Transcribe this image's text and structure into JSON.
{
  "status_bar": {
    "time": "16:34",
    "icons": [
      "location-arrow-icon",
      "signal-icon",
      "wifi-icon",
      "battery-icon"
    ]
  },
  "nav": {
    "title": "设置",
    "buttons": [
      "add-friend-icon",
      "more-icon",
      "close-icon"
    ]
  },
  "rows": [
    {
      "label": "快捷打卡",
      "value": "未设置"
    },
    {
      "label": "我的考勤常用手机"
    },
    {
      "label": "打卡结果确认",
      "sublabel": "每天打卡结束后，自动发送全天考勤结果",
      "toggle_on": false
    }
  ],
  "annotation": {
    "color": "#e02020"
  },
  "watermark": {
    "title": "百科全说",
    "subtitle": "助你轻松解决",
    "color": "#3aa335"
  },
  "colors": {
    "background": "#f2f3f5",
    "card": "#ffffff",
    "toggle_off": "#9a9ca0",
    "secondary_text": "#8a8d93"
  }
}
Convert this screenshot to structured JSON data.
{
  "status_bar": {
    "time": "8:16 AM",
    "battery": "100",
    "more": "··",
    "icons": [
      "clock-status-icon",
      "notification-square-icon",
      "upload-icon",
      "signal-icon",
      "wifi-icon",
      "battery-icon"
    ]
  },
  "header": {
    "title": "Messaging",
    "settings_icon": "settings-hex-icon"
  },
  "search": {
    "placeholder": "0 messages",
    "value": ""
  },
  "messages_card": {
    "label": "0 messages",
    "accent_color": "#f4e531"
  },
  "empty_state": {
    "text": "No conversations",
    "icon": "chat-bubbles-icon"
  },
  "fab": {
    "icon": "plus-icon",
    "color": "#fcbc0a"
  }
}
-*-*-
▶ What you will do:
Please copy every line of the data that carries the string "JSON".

▶ Solution to this exercise:
Transcribe this image's text and structure into JSON.
Convert this screenshot to structured JSON data.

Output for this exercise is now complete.